### Instructions to follow:
If a line of the data contains the word "Maintenance", it is counted; report how many such lines there are and nothing else.

Data records for software interfaces
• • • • •

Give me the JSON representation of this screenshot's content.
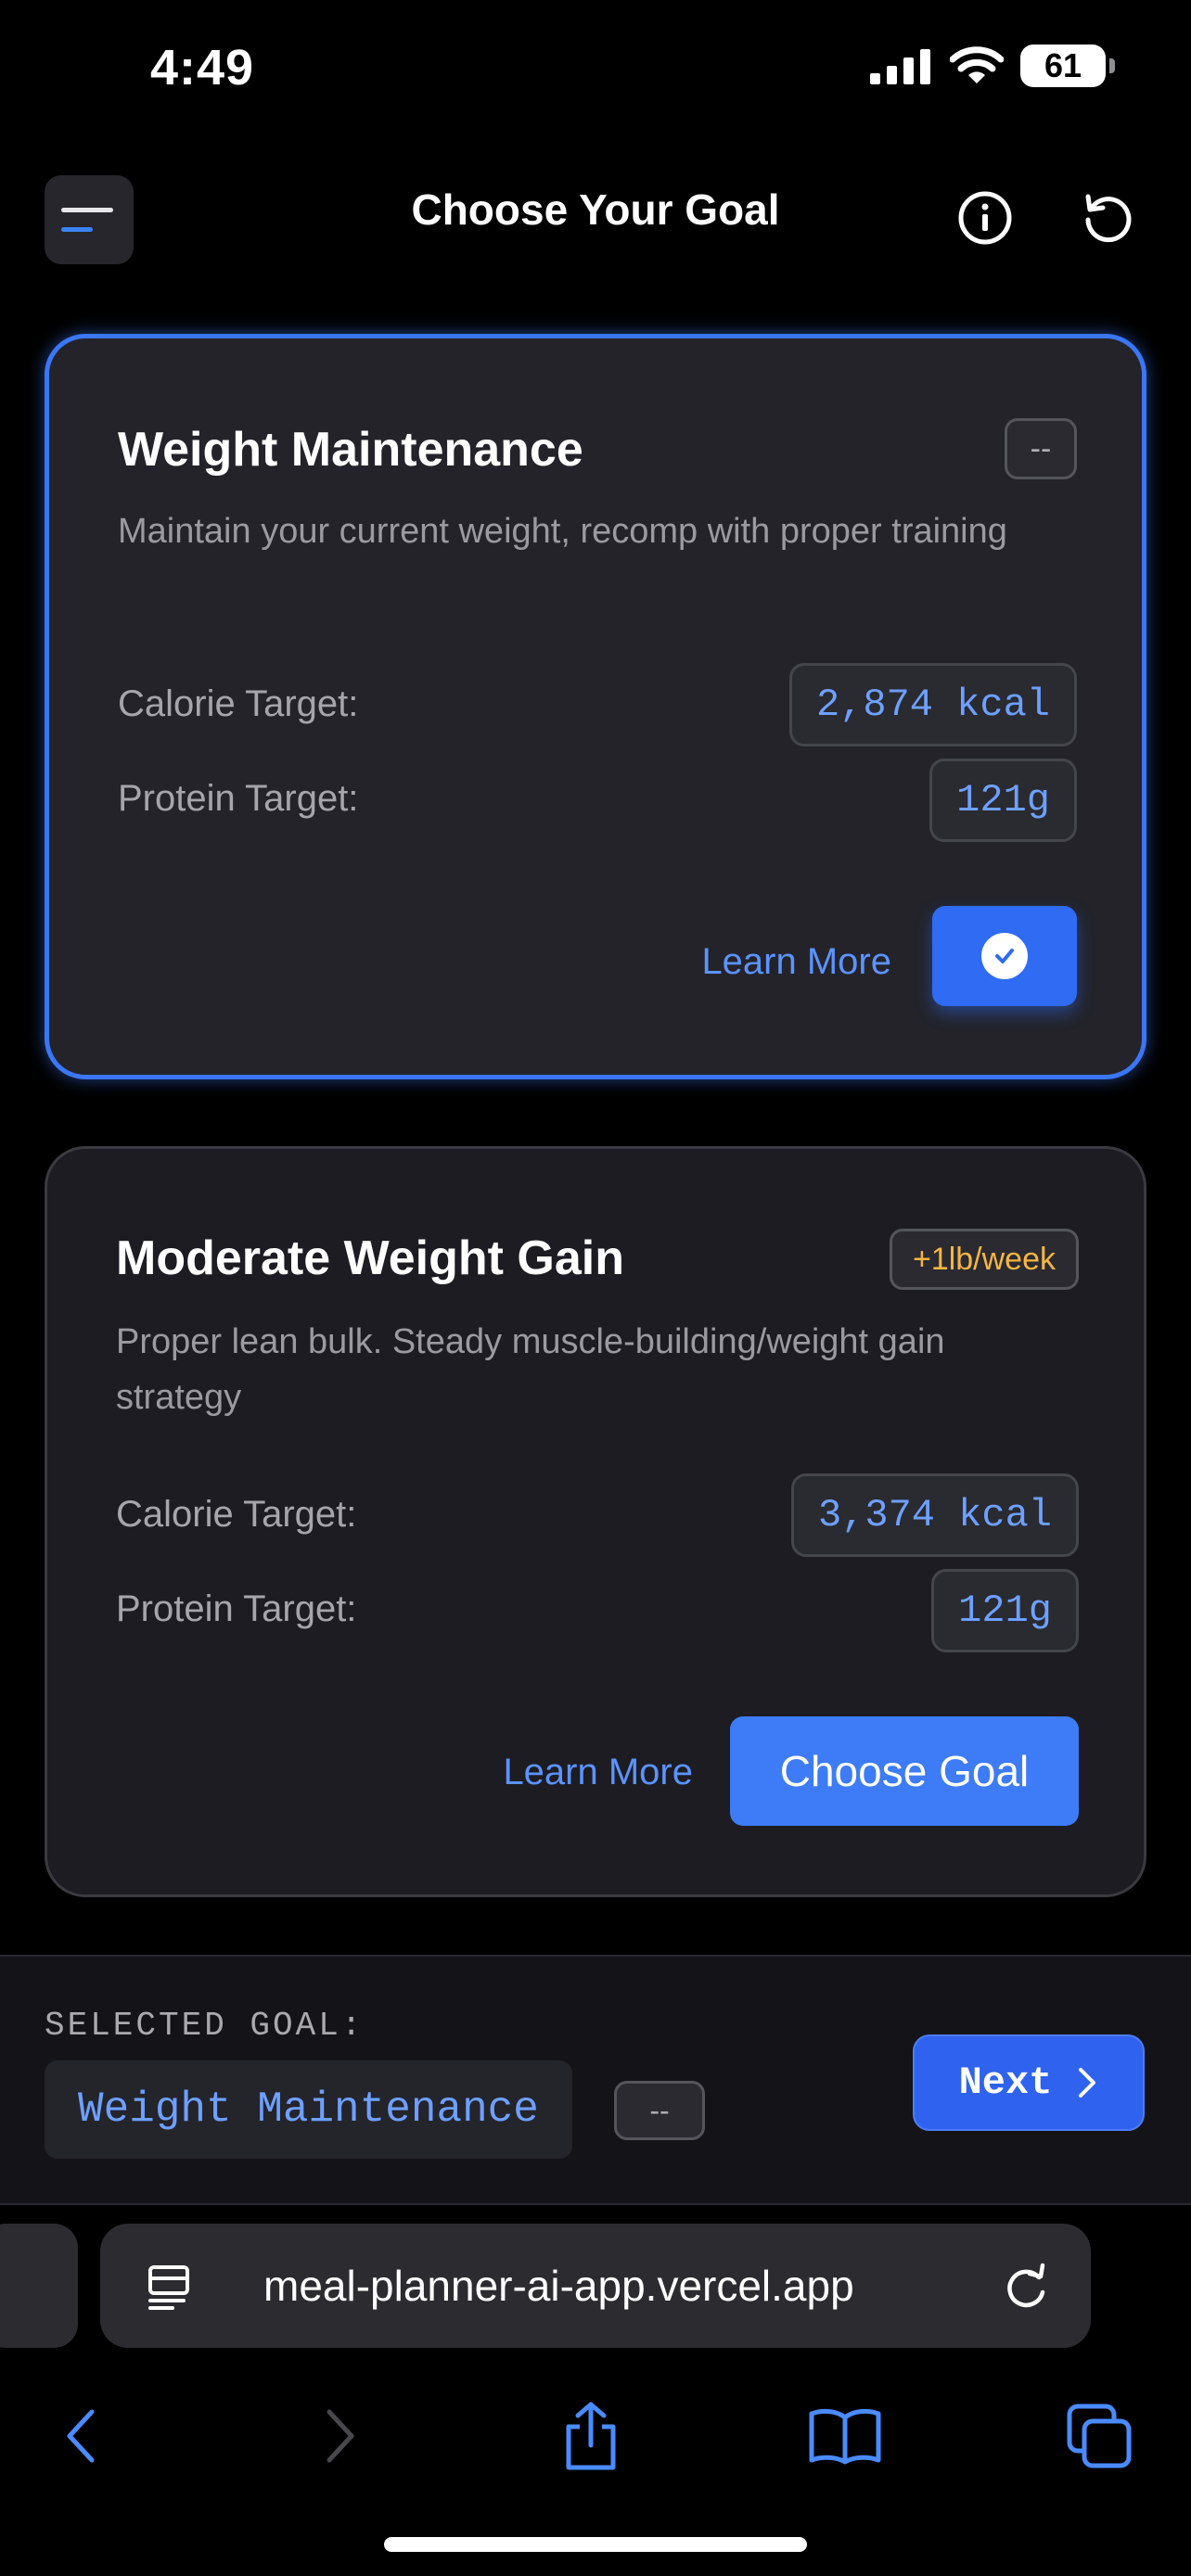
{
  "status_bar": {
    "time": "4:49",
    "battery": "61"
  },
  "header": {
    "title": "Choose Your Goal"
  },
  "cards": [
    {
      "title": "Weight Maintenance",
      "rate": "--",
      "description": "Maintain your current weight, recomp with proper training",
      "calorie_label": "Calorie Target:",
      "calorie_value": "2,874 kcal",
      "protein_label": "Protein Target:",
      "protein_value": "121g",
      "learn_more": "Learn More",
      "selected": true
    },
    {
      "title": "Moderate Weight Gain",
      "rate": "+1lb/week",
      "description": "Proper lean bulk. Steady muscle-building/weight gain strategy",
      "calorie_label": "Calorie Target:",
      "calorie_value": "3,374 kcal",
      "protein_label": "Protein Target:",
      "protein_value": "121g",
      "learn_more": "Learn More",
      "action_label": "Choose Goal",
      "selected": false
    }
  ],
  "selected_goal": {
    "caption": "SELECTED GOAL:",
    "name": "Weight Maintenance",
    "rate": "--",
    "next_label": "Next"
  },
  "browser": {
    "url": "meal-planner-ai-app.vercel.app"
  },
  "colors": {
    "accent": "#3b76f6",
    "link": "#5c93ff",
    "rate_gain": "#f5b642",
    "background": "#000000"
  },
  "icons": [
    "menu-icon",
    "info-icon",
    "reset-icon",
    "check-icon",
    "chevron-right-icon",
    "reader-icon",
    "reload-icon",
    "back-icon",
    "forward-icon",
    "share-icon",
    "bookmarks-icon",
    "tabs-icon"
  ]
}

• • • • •

### Answer to this problem:
2